Thus was born the auditory history of the Old West through the frontier songs of cowboys, intoning the folklore of how the West was confronted, worked, and settled. The single-minded aspiration by one man became this prolific tremendous achievement: the collection of more than ten thousand recordings for the Archive of American Folk Song at the Library of Congress. The true, unvarnished and unrepentant history of the West comes to us today through the unceasing efforts by one amateur songwriter of cowpoke tunes who became an esteemed musicologist, the music historian of the American cowboy. The authentic and historical accounting, circumstances, framework, atmosphere, and experiences of any culture are best told not in scholarly text or through a squishy faux-history doomed to endure even more endless revisionist frenzy. Such a living history, of traditions, backdrop. actions, attainments, and aura, is meticulously passed on down the ages, for the ages, because of melodic poetry that comes from the heart of one human being to another — or from the heart of a cowherd to his cattle.

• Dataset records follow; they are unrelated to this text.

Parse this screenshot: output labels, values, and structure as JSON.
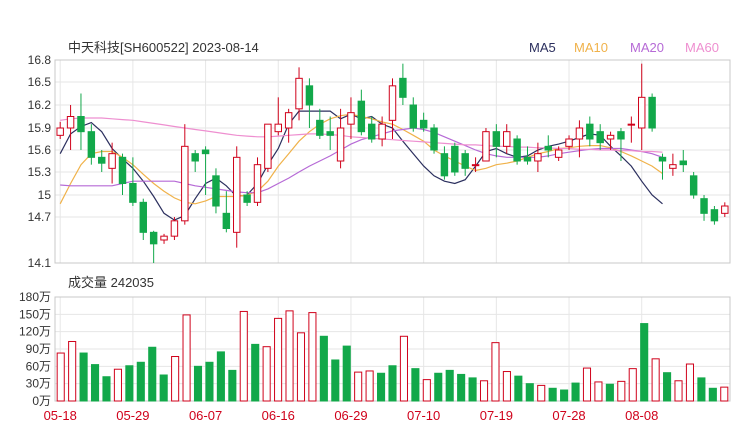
{
  "header": {
    "title": "中天科技[SH600522] 2023-08-14"
  },
  "legend": [
    {
      "label": "MA5",
      "color": "#2b2f5e"
    },
    {
      "label": "MA10",
      "color": "#f0b24a"
    },
    {
      "label": "MA20",
      "color": "#b66ad6"
    },
    {
      "label": "MA60",
      "color": "#ee8fd0"
    }
  ],
  "colors": {
    "up": "#d0021b",
    "down": "#12a84a",
    "grid": "#e6e6e6"
  },
  "chart_data": [
    {
      "type": "candlestick",
      "title": "中天科技[SH600522] 2023-08-14",
      "ylim": [
        14.1,
        16.8
      ],
      "yticks": [
        16.8,
        16.5,
        16.2,
        15.9,
        15.6,
        15.3,
        15,
        14.7,
        14.1
      ],
      "ytick_labels": [
        "16.8",
        "16.5",
        "16.2",
        "15.9",
        "15.6",
        "15.3",
        "15",
        "14.7",
        "14.1"
      ],
      "x_tick_labels": [
        {
          "index": 0,
          "label": "05-18"
        },
        {
          "index": 7,
          "label": "05-29"
        },
        {
          "index": 14,
          "label": "06-07"
        },
        {
          "index": 21,
          "label": "06-16"
        },
        {
          "index": 28,
          "label": "06-29"
        },
        {
          "index": 35,
          "label": "07-10"
        },
        {
          "index": 42,
          "label": "07-19"
        },
        {
          "index": 49,
          "label": "07-28"
        },
        {
          "index": 56,
          "label": "08-08"
        }
      ],
      "series": [
        {
          "name": "MA5",
          "values": [
            15.55,
            15.82,
            15.92,
            15.97,
            15.85,
            15.62,
            15.48,
            15.35,
            15.18,
            14.98,
            14.75,
            14.66,
            14.72,
            14.95,
            15.15,
            15.22,
            15.12,
            14.98,
            15.0,
            15.15,
            15.4,
            15.62,
            15.95,
            16.12,
            16.12,
            16.12,
            16.12,
            16.02,
            16.08,
            16.02,
            16.05,
            15.95,
            15.9,
            15.72,
            15.55,
            15.38,
            15.25,
            15.18,
            15.15,
            15.2,
            15.38,
            15.58,
            15.62,
            15.55,
            15.5,
            15.52,
            15.6,
            15.65,
            15.68,
            15.72,
            15.77,
            15.82,
            15.8,
            15.65,
            15.52,
            15.38,
            15.18,
            15.0,
            14.88
          ]
        },
        {
          "name": "MA10",
          "values": [
            14.88,
            15.15,
            15.4,
            15.55,
            15.58,
            15.58,
            15.5,
            15.4,
            15.27,
            15.15,
            15.05,
            14.96,
            14.9,
            14.88,
            14.92,
            14.98,
            14.98,
            14.98,
            15.0,
            15.05,
            15.18,
            15.38,
            15.55,
            15.72,
            15.85,
            15.95,
            16.02,
            16.06,
            16.08,
            16.05,
            16.02,
            15.98,
            15.95,
            15.88,
            15.8,
            15.72,
            15.6,
            15.52,
            15.45,
            15.38,
            15.32,
            15.35,
            15.4,
            15.42,
            15.45,
            15.5,
            15.55,
            15.58,
            15.62,
            15.63,
            15.65,
            15.66,
            15.66,
            15.63,
            15.58,
            15.52,
            15.45,
            15.38,
            15.28
          ]
        },
        {
          "name": "MA20",
          "values": [
            15.13,
            15.12,
            15.12,
            15.12,
            15.12,
            15.12,
            15.15,
            15.18,
            15.18,
            15.18,
            15.18,
            15.18,
            15.15,
            15.12,
            15.1,
            15.08,
            15.06,
            15.04,
            15.03,
            15.03,
            15.08,
            15.15,
            15.22,
            15.3,
            15.38,
            15.45,
            15.52,
            15.6,
            15.68,
            15.74,
            15.78,
            15.82,
            15.86,
            15.88,
            15.9,
            15.88,
            15.84,
            15.78,
            15.72,
            15.66,
            15.6,
            15.55,
            15.52,
            15.5,
            15.5,
            15.5,
            15.5,
            15.52,
            15.55,
            15.57,
            15.59,
            15.61,
            15.62,
            15.62,
            15.62,
            15.6,
            15.58,
            15.55,
            15.5
          ]
        },
        {
          "name": "MA60",
          "values": [
            16.0,
            16.02,
            16.03,
            16.03,
            16.03,
            16.02,
            16.01,
            16.0,
            15.98,
            15.96,
            15.94,
            15.92,
            15.9,
            15.88,
            15.86,
            15.84,
            15.82,
            15.8,
            15.79,
            15.78,
            15.78,
            15.79,
            15.8,
            15.81,
            15.82,
            15.82,
            15.81,
            15.8,
            15.78,
            15.77,
            15.76,
            15.75,
            15.74,
            15.73,
            15.72,
            15.71,
            15.7,
            15.69,
            15.68,
            15.67,
            15.67,
            15.66,
            15.65,
            15.65,
            15.64,
            15.64,
            15.63,
            15.63,
            15.62,
            15.62,
            15.61,
            15.61,
            15.6,
            15.6,
            15.59,
            15.59,
            15.58,
            15.58,
            15.57
          ]
        }
      ],
      "candles": [
        [
          15.8,
          15.9,
          15.75,
          15.98
        ],
        [
          15.9,
          16.05,
          15.6,
          16.2
        ],
        [
          16.05,
          15.85,
          15.6,
          16.35
        ],
        [
          15.85,
          15.5,
          15.4,
          15.95
        ],
        [
          15.5,
          15.42,
          15.3,
          15.6
        ],
        [
          15.35,
          15.55,
          15.15,
          15.7
        ],
        [
          15.5,
          15.15,
          15.0,
          15.55
        ],
        [
          15.15,
          14.9,
          14.85,
          15.5
        ],
        [
          14.9,
          14.5,
          14.4,
          14.95
        ],
        [
          14.5,
          14.35,
          14.1,
          14.52
        ],
        [
          14.4,
          14.45,
          14.35,
          14.48
        ],
        [
          14.45,
          14.65,
          14.4,
          14.7
        ],
        [
          14.65,
          15.65,
          14.6,
          15.95
        ],
        [
          15.55,
          15.45,
          15.3,
          15.6
        ],
        [
          15.6,
          15.55,
          15.0,
          15.65
        ],
        [
          15.25,
          14.85,
          14.75,
          15.35
        ],
        [
          14.75,
          14.55,
          14.5,
          15.05
        ],
        [
          14.5,
          15.5,
          14.3,
          15.65
        ],
        [
          15.0,
          14.9,
          14.85,
          15.05
        ],
        [
          14.9,
          15.4,
          14.85,
          15.5
        ],
        [
          15.35,
          15.95,
          15.3,
          15.95
        ],
        [
          15.85,
          15.95,
          15.8,
          16.3
        ],
        [
          15.9,
          16.1,
          15.7,
          16.15
        ],
        [
          16.15,
          16.55,
          16.0,
          16.7
        ],
        [
          16.45,
          16.2,
          15.9,
          16.55
        ],
        [
          16.0,
          15.8,
          15.75,
          16.15
        ],
        [
          15.85,
          15.8,
          15.6,
          16.05
        ],
        [
          15.45,
          15.9,
          15.35,
          16.15
        ],
        [
          15.95,
          16.1,
          15.75,
          16.3
        ],
        [
          16.25,
          15.85,
          15.8,
          16.4
        ],
        [
          15.95,
          15.75,
          15.7,
          16.05
        ],
        [
          15.75,
          15.95,
          15.65,
          16.05
        ],
        [
          16.0,
          16.45,
          15.75,
          16.55
        ],
        [
          16.55,
          16.3,
          16.2,
          16.75
        ],
        [
          16.2,
          15.9,
          15.85,
          16.3
        ],
        [
          16.0,
          15.9,
          15.85,
          16.1
        ],
        [
          15.9,
          15.6,
          15.55,
          15.95
        ],
        [
          15.55,
          15.25,
          15.2,
          15.65
        ],
        [
          15.65,
          15.3,
          15.25,
          15.7
        ],
        [
          15.55,
          15.35,
          15.25,
          15.6
        ],
        [
          15.4,
          15.4,
          15.3,
          15.5
        ],
        [
          15.45,
          15.85,
          15.45,
          15.9
        ],
        [
          15.85,
          15.65,
          15.5,
          15.95
        ],
        [
          15.65,
          15.85,
          15.55,
          15.95
        ],
        [
          15.75,
          15.45,
          15.4,
          15.8
        ],
        [
          15.5,
          15.45,
          15.4,
          15.65
        ],
        [
          15.45,
          15.55,
          15.3,
          15.7
        ],
        [
          15.65,
          15.6,
          15.5,
          15.8
        ],
        [
          15.5,
          15.6,
          15.45,
          15.65
        ],
        [
          15.65,
          15.75,
          15.6,
          15.8
        ],
        [
          15.75,
          15.9,
          15.5,
          16.0
        ],
        [
          15.95,
          15.75,
          15.65,
          16.05
        ],
        [
          15.85,
          15.7,
          15.6,
          15.95
        ],
        [
          15.75,
          15.8,
          15.6,
          15.85
        ],
        [
          15.85,
          15.75,
          15.45,
          15.9
        ],
        [
          15.95,
          15.95,
          15.7,
          16.05
        ],
        [
          15.9,
          16.3,
          15.6,
          16.75
        ],
        [
          16.3,
          15.9,
          15.85,
          16.35
        ],
        [
          15.5,
          15.45,
          15.2,
          15.55
        ],
        [
          15.35,
          15.4,
          15.25,
          15.55
        ],
        [
          15.45,
          15.4,
          15.3,
          15.6
        ],
        [
          15.25,
          15.0,
          14.95,
          15.3
        ],
        [
          14.95,
          14.75,
          14.65,
          15.0
        ],
        [
          14.8,
          14.65,
          14.6,
          14.85
        ],
        [
          14.75,
          14.85,
          14.7,
          14.9
        ]
      ],
      "candles_note": "[open, close, low, high] per trading day"
    },
    {
      "type": "bar",
      "title": "成交量 242035",
      "ylim": [
        0,
        180
      ],
      "yticks": [
        180,
        150,
        120,
        90,
        60,
        30,
        0
      ],
      "ytick_labels": [
        "180万",
        "150万",
        "120万",
        "90万",
        "60万",
        "30万",
        "0万"
      ],
      "unit": "万",
      "volumes": [
        83,
        103,
        83,
        63,
        42,
        55,
        61,
        67,
        93,
        45,
        77,
        149,
        60,
        67,
        85,
        53,
        155,
        98,
        94,
        143,
        156,
        118,
        153,
        112,
        71,
        95,
        50,
        52,
        48,
        61,
        112,
        56,
        37,
        48,
        53,
        46,
        40,
        35,
        101,
        51,
        43,
        30,
        27,
        22,
        19,
        31,
        57,
        33,
        29,
        34,
        56,
        134,
        73,
        49,
        35,
        64,
        40,
        22,
        24
      ],
      "up_down": [
        1,
        1,
        0,
        0,
        0,
        1,
        0,
        0,
        0,
        0,
        1,
        1,
        0,
        0,
        0,
        0,
        1,
        0,
        1,
        1,
        1,
        1,
        1,
        0,
        0,
        0,
        1,
        1,
        0,
        0,
        1,
        0,
        1,
        0,
        0,
        0,
        0,
        1,
        1,
        1,
        0,
        0,
        1,
        0,
        0,
        0,
        1,
        1,
        0,
        1,
        1,
        0,
        1,
        0,
        1,
        1,
        0,
        0,
        1
      ],
      "colors": {
        "up": "#d0021b",
        "down": "#12a84a"
      }
    }
  ]
}
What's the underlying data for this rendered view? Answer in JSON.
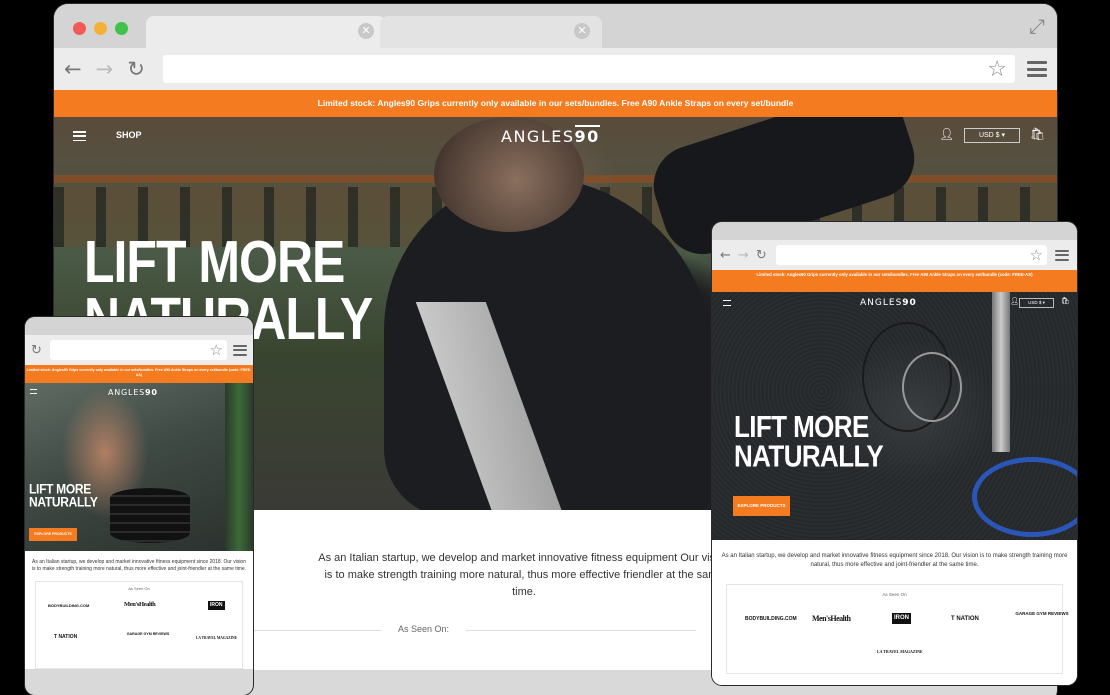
{
  "promo_banner": "Limited stock: Angles90 Grips currently only available in our sets/bundles. Free A90 Ankle Straps on every set/bundle (code: FREE-AS)",
  "promo_banner_desktop": "Limited stock: Angles90 Grips currently only available in our sets/bundles. Free A90 Ankle Straps on every set/bundle",
  "header": {
    "shop": "SHOP",
    "logo_text": "ANGLES",
    "logo_num": "90",
    "currency": "USD $"
  },
  "hero": {
    "title": "LIFT MORE\nNATURALLY",
    "cta": "EXPLORE PRODUCTS"
  },
  "about": {
    "text": "As an Italian startup, we develop and market innovative fitness equipment since 2018. Our vision is to make strength training more natural, thus more effective and joint-friendler at the same time.",
    "desktop_text": "As an Italian startup, we develop and market innovative fitness equipment Our vision is to make strength training more natural, thus more effective friendler at the same time."
  },
  "as_seen_on": {
    "label": "As Seen On",
    "label_desktop": "As Seen On:",
    "logos": [
      "BODYBUILDING.COM",
      "Men'sHealth",
      "IRON",
      "T NATION",
      "GARAGE GYM REVIEWS",
      "LA TRAVEL MAGAZINE"
    ]
  },
  "icons": {
    "back": "back-arrow-icon",
    "forward": "forward-arrow-icon",
    "reload": "reload-icon",
    "bookmark": "star-icon",
    "menu": "hamburger-menu-icon",
    "user": "user-icon",
    "bag": "shopping-bag-icon"
  },
  "colors": {
    "accent": "#f47b20",
    "chrome": "#d9d9d9",
    "background": "#000000"
  }
}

The introduction to Cowboy Songs and Other Frontier Ballads is: What keeps the herd from running, Stampeding far and wide? The cowboy’s long, low whistle, And singing by their side.
One of those frontier ballads is named “The Cowboy’s Meditation.” The spoken lyrics are as follows:
AT midnight when the cattle are sleeping On my saddle I pillow my head, And up at the heavens lie peeping From out of my cold, grassy bed, — Often and often I wondered At night when lying alone If every bright star up yonder Is a big peopled world like our own. Are they worlds with their ranges and ranches? Do they ring with rough rider refrains? Do the cowboys scrap there with Comanches And other Red Men of the plains? Are the hills covered over with cattle In those mystic worlds far, far away? Do the ranch-houses ring with the prattle Of sweet little children at play?
At night in the bright stars up yonder Do the cowboys lie down to their rest? Do they gaze at this old world and wonder If rough riders dash over its breast? Do they list to the wolves in the canyons? Do they watch the night owl in its flight? With their horse their only companion While guarding the herd through the night? Sometimes when a bright star is twinkling Like a diamond set in the sky, I find myself lying and thinking, It may be God’s heaven is nigh. I wonder if there I shall meet her, My mother whom God took away; If in the star-heavens I’ll greet her
At the round-up that’s on the last day.
In the east the great daylight is breaking And into my saddle I spring; The cattle from sleep are awakening, The heaven-thoughts from me take wing, The eyes of my bronco are flashing, Impatient he pulls at the reins, And off round the herd I go dashing, A reckless cowboy of the plains.